The trek begins with a well marked paved path that lasts until you reach the basecamp (gufa/cave) on day one. After that, the trail disappears and all you’re left with is big boulders and bricks falling on your head, metaphorically speaking. If it rains then literally too.
Usually people walk till the gufa and spend the night there on first day of the trek. A mile or so before the gufa, one can find dhabas far more comfortable than the uneven and claustrophobic gufa. While we started with the aim of making it till the gufa, our enthusiasm fizzled out soon and gladly we accepted the exorbitantly priced dhaba accommodation as our savior. Almost a mile short of our target for day one and totally exhausted, our hopes weren’t really soaring high. But that turned out to be a blessing in disguise. Let me explain how:
A little ahead from the dhaba, at the Maling Khata meadow, one gets to see a 180° view of the Satluj Valley. While the eastern side is blocked by Himalayan giants, one can see as far as Pangi Village to the west. Mt. Raldang (5499) and Kanicho Pass (Haran Ghati Pass) were hidden beneath a thick layer of clouds which amalgamated subtly with the ice falls that guarded these Himalayan towers. Across the river on its right bank, above Pangi village a trinity rose above the sky.
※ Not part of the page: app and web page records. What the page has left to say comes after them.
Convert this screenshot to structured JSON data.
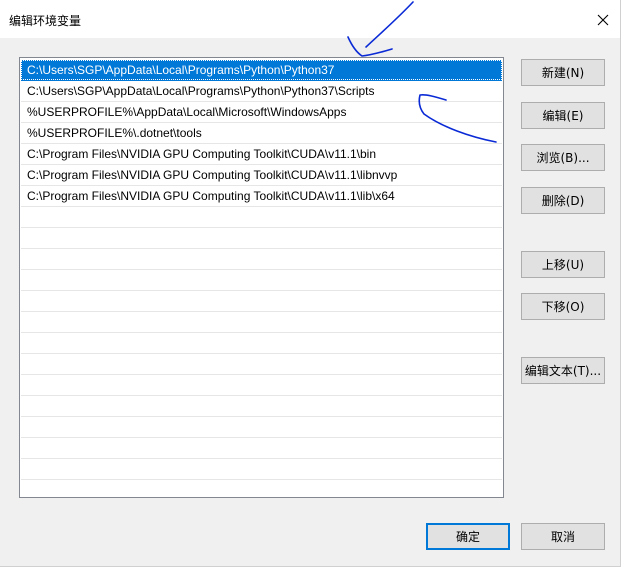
{
  "window": {
    "title": "编辑环境变量"
  },
  "paths": [
    "C:\\Users\\SGP\\AppData\\Local\\Programs\\Python\\Python37",
    "C:\\Users\\SGP\\AppData\\Local\\Programs\\Python\\Python37\\Scripts",
    "%USERPROFILE%\\AppData\\Local\\Microsoft\\WindowsApps",
    "%USERPROFILE%\\.dotnet\\tools",
    "C:\\Program Files\\NVIDIA GPU Computing Toolkit\\CUDA\\v11.1\\bin",
    "C:\\Program Files\\NVIDIA GPU Computing Toolkit\\CUDA\\v11.1\\libnvvp",
    "C:\\Program Files\\NVIDIA GPU Computing Toolkit\\CUDA\\v11.1\\lib\\x64"
  ],
  "selected_index": 0,
  "buttons": {
    "new": "新建(N)",
    "edit": "编辑(E)",
    "browse": "浏览(B)...",
    "delete": "删除(D)",
    "move_up": "上移(U)",
    "move_down": "下移(O)",
    "edit_text": "编辑文本(T)...",
    "ok": "确定",
    "cancel": "取消"
  },
  "colors": {
    "selection": "#0078d7",
    "annotation_ink": "#0a2ad6"
  },
  "icons": {
    "close": "close-icon"
  }
}
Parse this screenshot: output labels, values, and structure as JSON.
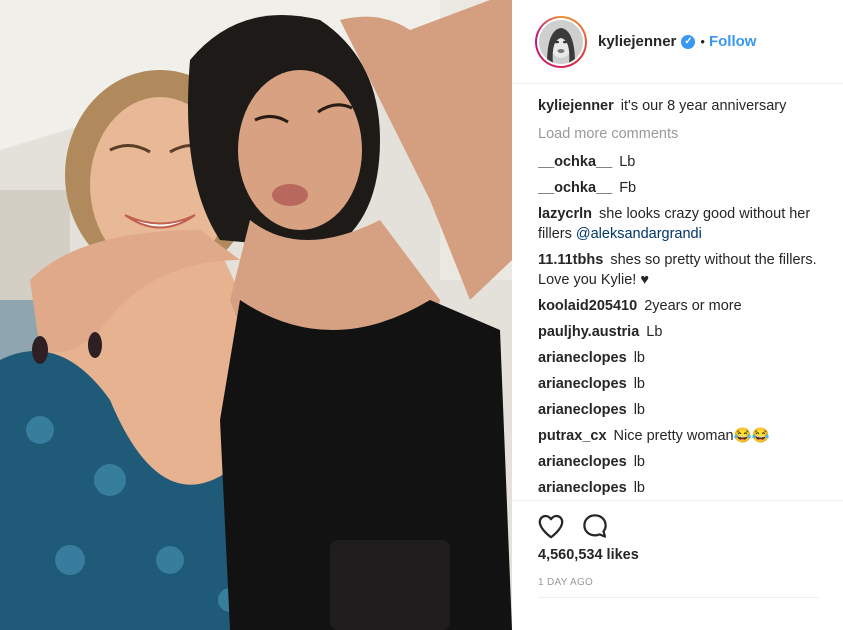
{
  "post": {
    "username": "kyliejenner",
    "verified_icon": "verified-check-icon",
    "separator": "•",
    "follow_label": "Follow",
    "caption_user": "kyliejenner",
    "caption_text": "it's our 8 year anniversary",
    "load_more": "Load more comments",
    "comments": [
      {
        "user": "__ochka__",
        "text": "Lb"
      },
      {
        "user": "__ochka__",
        "text": "Fb"
      },
      {
        "user": "lazycrln",
        "text": "she looks crazy good without her fillers",
        "mention": "@aleksandargrandi"
      },
      {
        "user": "11.11tbhs",
        "text": "shes so pretty without the fillers. Love you Kylie! ♥"
      },
      {
        "user": "koolaid205410",
        "text": "2years or more"
      },
      {
        "user": "pauljhy.austria",
        "text": "Lb"
      },
      {
        "user": "arianeclopes",
        "text": "lb"
      },
      {
        "user": "arianeclopes",
        "text": "lb"
      },
      {
        "user": "arianeclopes",
        "text": "lb"
      },
      {
        "user": "putrax_cx",
        "text": "Nice pretty woman😂😂"
      },
      {
        "user": "arianeclopes",
        "text": "lb"
      },
      {
        "user": "arianeclopes",
        "text": "lb"
      }
    ],
    "likes": "4,560,534 likes",
    "time": "1 DAY AGO",
    "like_icon": "heart-icon",
    "comment_icon": "speech-bubble-icon"
  },
  "colors": {
    "link": "#3897f0",
    "mention": "#003569",
    "muted": "#999999",
    "text": "#262626"
  }
}
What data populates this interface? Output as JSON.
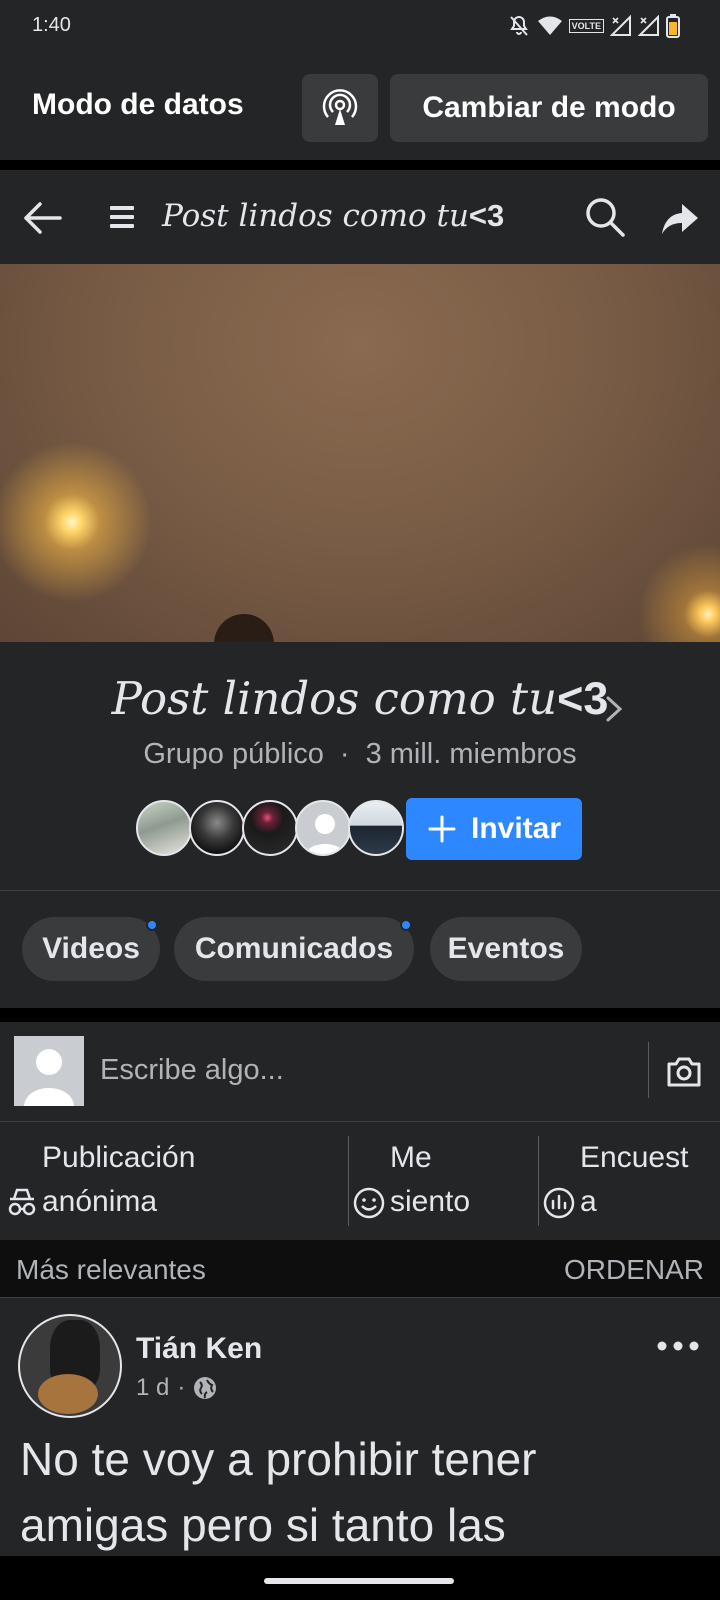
{
  "status_bar": {
    "time": "1:40",
    "volte_label": "VOLTE"
  },
  "data_mode_bar": {
    "title": "Modo de datos",
    "radar_icon": "radar-icon",
    "switch_button": "Cambiar de modo"
  },
  "nav": {
    "back_icon": "arrow-left-icon",
    "menu_icon": "menu-icon",
    "title_script": "Post lindos como tu",
    "title_suffix": "<3",
    "search_icon": "search-icon",
    "share_icon": "share-icon"
  },
  "group": {
    "name_script": "Post lindos como tu",
    "name_suffix": "<3",
    "privacy": "Grupo público",
    "separator": "·",
    "members": "3 mill. miembros",
    "invite_label": "Invitar"
  },
  "chips": [
    {
      "label": "Videos",
      "has_dot": true
    },
    {
      "label": "Comunicados",
      "has_dot": true
    },
    {
      "label": "Eventos",
      "has_dot": false
    }
  ],
  "composer": {
    "placeholder": "Escribe algo...",
    "camera_icon": "camera-icon"
  },
  "actions": [
    {
      "line1": "Publicación",
      "line2": "anónima",
      "icon": "incognito-icon"
    },
    {
      "line1": "Me",
      "line2": "siento",
      "icon": "smiley-icon"
    },
    {
      "line1": "Encuest",
      "line2": "a",
      "icon": "poll-icon"
    }
  ],
  "sort": {
    "label": "Más relevantes",
    "action": "ORDENAR"
  },
  "post": {
    "author": "Tián Ken",
    "time": "1 d",
    "dot": "·",
    "audience_icon": "globe-icon",
    "text_line1": "No te voy a prohibir tener",
    "text_line2": "amigas pero si tanto las"
  },
  "colors": {
    "accent": "#2d88ff",
    "background": "#18191a",
    "surface": "#242526",
    "chip": "#3a3b3c",
    "text": "#e4e6eb",
    "muted": "#b0b3b8"
  }
}
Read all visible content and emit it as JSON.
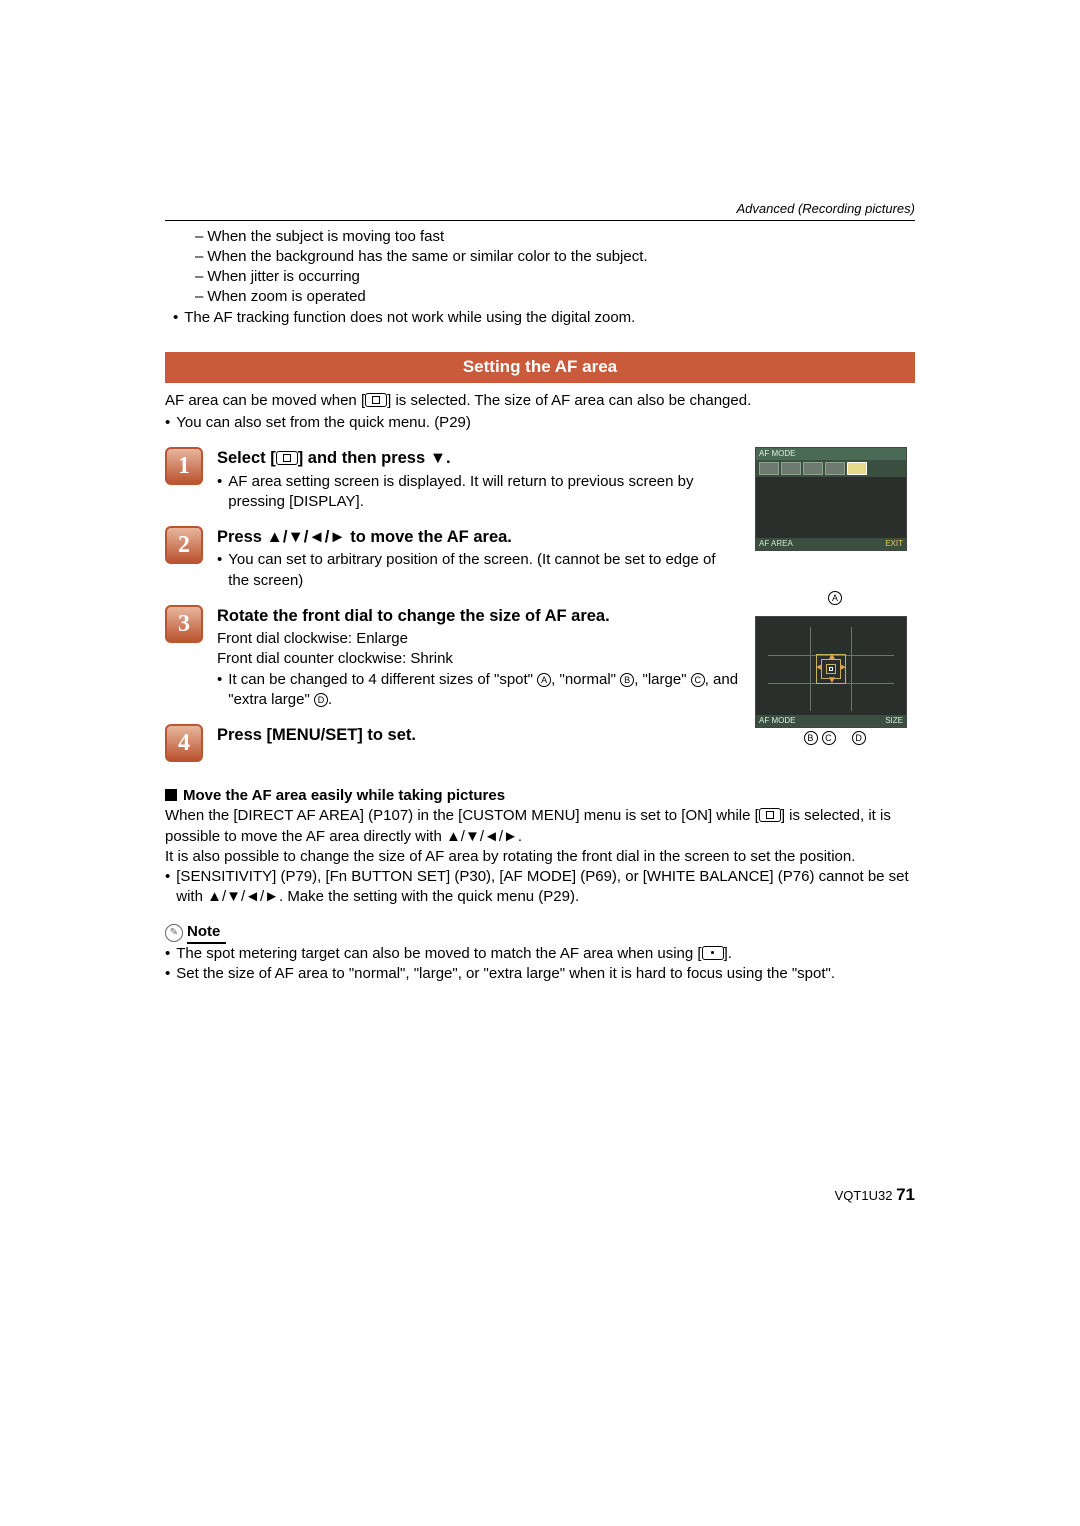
{
  "breadcrumb": "Advanced (Recording pictures)",
  "pre_list": {
    "dashes": [
      "When the subject is moving too fast",
      "When the background has the same or similar color to the subject.",
      "When jitter is occurring",
      "When zoom is operated"
    ],
    "bullet": "The AF tracking function does not work while using the digital zoom."
  },
  "section_title": "Setting the AF area",
  "intro": {
    "line1a": "AF area can be moved when [",
    "line1b": "] is selected. The size of AF area can also be changed.",
    "bullet": "You can also set from the quick menu. (P29)"
  },
  "lcd1": {
    "top": "AF MODE",
    "bottom_left": "AF AREA",
    "bottom_right": "EXIT"
  },
  "lcd2": {
    "callout_top": "A",
    "bottom_left": "AF MODE",
    "bottom_right": "SIZE",
    "callouts_bottom": [
      "B",
      "C",
      "D"
    ]
  },
  "steps": [
    {
      "num": "1",
      "title_a": "Select [",
      "title_b": "] and then press ▼.",
      "sub": "AF area setting screen is displayed. It will return to previous screen by pressing [DISPLAY]."
    },
    {
      "num": "2",
      "title": "Press ▲/▼/◄/► to move the AF area.",
      "sub": "You can set to arbitrary position of the screen. (It cannot be set to edge of the screen)"
    },
    {
      "num": "3",
      "title": "Rotate the front dial to change the size of AF area.",
      "line1": "Front dial clockwise: Enlarge",
      "line2": "Front dial counter clockwise: Shrink",
      "sub_a": "It can be changed to 4 different sizes of \"spot\" ",
      "sub_b": ", \"normal\" ",
      "sub_c": ", \"large\" ",
      "sub_d": ", and \"extra large\" ",
      "sub_e": "."
    },
    {
      "num": "4",
      "title": "Press [MENU/SET] to set."
    }
  ],
  "subh": "Move the AF area easily while taking pictures",
  "para": {
    "p1a": "When the [DIRECT AF AREA] (P107) in the [CUSTOM MENU] menu is set to [ON] while [",
    "p1b": "] is selected, it is possible to move the AF area directly with ▲/▼/◄/►.",
    "p2": "It is also possible to change the size of AF area by rotating the front dial in the screen to set the position.",
    "b1": "[SENSITIVITY] (P79), [Fn BUTTON SET] (P30), [AF MODE] (P69), or [WHITE BALANCE] (P76) cannot be set with ▲/▼/◄/►. Make the setting with the quick menu (P29)."
  },
  "note": {
    "label": "Note",
    "b1a": "The spot metering target can also be moved to match the AF area when using [",
    "b1b": "].",
    "b2": "Set the size of AF area to \"normal\", \"large\", or \"extra large\" when it is hard to focus using the \"spot\"."
  },
  "footer": {
    "code": "VQT1U32",
    "page": "71"
  }
}
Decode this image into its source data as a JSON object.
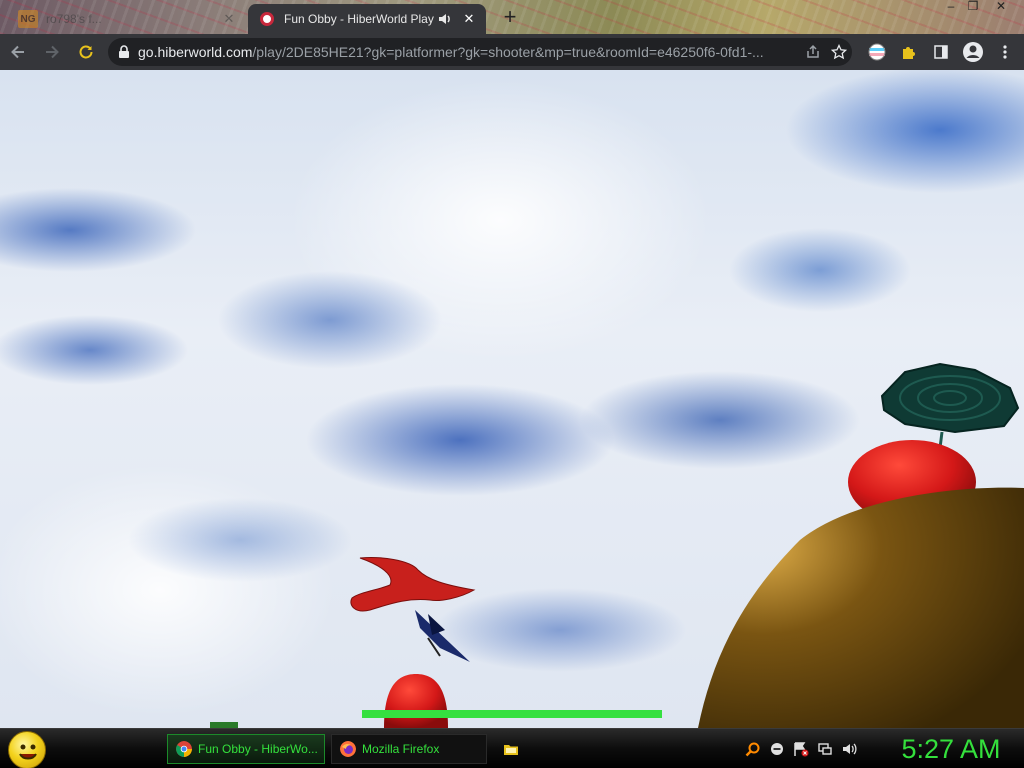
{
  "browser": {
    "tabs": [
      {
        "title": "ro798's f...",
        "active": false,
        "favicon": "newgrounds-icon",
        "favicon_text": "NG"
      },
      {
        "title": "Fun Obby - HiberWorld Play",
        "active": true,
        "favicon": "hiberworld-icon"
      }
    ],
    "url": {
      "host": "go.hiberworld.com",
      "path": "/play/2DE85HE21?gk=platformer?gk=shooter&mp=true&roomId=e46250f6-0fd1-..."
    }
  },
  "game": {
    "health_fraction": 1.0,
    "colors": {
      "health": "#35e040",
      "sky": "#dfe6f1",
      "bird": "#c8201c",
      "balloon": "#d41818",
      "mound": "#6a4a12"
    }
  },
  "taskbar": {
    "tasks": [
      {
        "label": "Fun Obby - HiberWo...",
        "icon": "chrome-icon",
        "active": true
      },
      {
        "label": "Mozilla Firefox",
        "icon": "firefox-icon",
        "active": false
      }
    ],
    "clock": "5:27 AM",
    "accent": "#34e03c"
  }
}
Interestingly, two of the peaks above Pangi Village resembled Raldang and Kinnaur Kailash Peak as if someone had placed a mirror and created two similar mountains on either side. The magical show of clouds wrestling with snow lasted for hours and all this while River Satluj flowed effortlessly oblivious of anything and everything that surrounded its banks.
The next morning we started at 0330 Hours. While Sourabh and Kapil raced away, I took my time to catch my breath and tried to pace up gradually. In my head I could see the repeat telecast of all those scary videos that I had watched on YouTube. A flying witch. A woman possessed. A 20 feet tall man. Lights moving on the mountains. You name it!!!
We were soon joined by another group that was staying in the sarkari sarai. The ghosts of my mind automatically went away. There was another group camping near the gufa but they seemed in no hurry to leave their camps. I immediately wanted to switch sides but alas!
From gufa onwards, it is a different game altogether. A boulder zone leaving no chance to send you back. From Parbati Kund, it is a matter of just 920 meters to the holy Shivling but those 920 meters are to be done on your fours.
Kinnaur Kailash Shivling
Overlooking the majestic Kinnaur Kailash Peak (6050 m) the Shivling is a rock pillar balanced neatly on barely a meter wide slab. It resembles a trident when seen from the Parbati Kund or from Reckong Peo for that matter, if one is fortunate enough to catch a glimpse from that far. The rock pillar rises almost 40 feet from the ground overlooking the effortless course of River Satluj on either side of the valley. In the far off distance, Purgyil Towers can be seen peeking from the clouds.
- Contrary to popular belief, the Shivling isn’t 6050m high. That’s the height of Kinnaur Kailash Peak, which is wrongly mentioned as Jorkanden (6450m) in most of the literary works.
- There’s no such thing as Ashiqui Park. The local name is Maling Khata and that’s the way it should be pronounced. Remember Everest replacing Sagarmatha? Always remember!
- The maximum altitude is 4810 m/15870 ft. (Shivling). Parbati Kund is located at an approximate altitude of 4520 m/ 14900 ft.
- Overall trek distance is approximately 14km. Another myth buster that the Yatra is 18km long.
- Tangling to Maling Khata = 8km / 3630m altitude
- Maling Khata to Parbati Kund = 4.9km / 4520 m altitude
- Parbati Kund to Kinnaur Kailash = 920m/4810 m altitude.
- Till Maling Khata, there are three stay options enroute. Beyond that none except for that godforsaken gufa, which is crowded most of the times.
- This is a water scarce trail. Beyond gufa, there will be no water source. A minimum of two bottles per person is recommended. Of water and not alcohol.
- Download GPS Log here. Download Strava Activity Here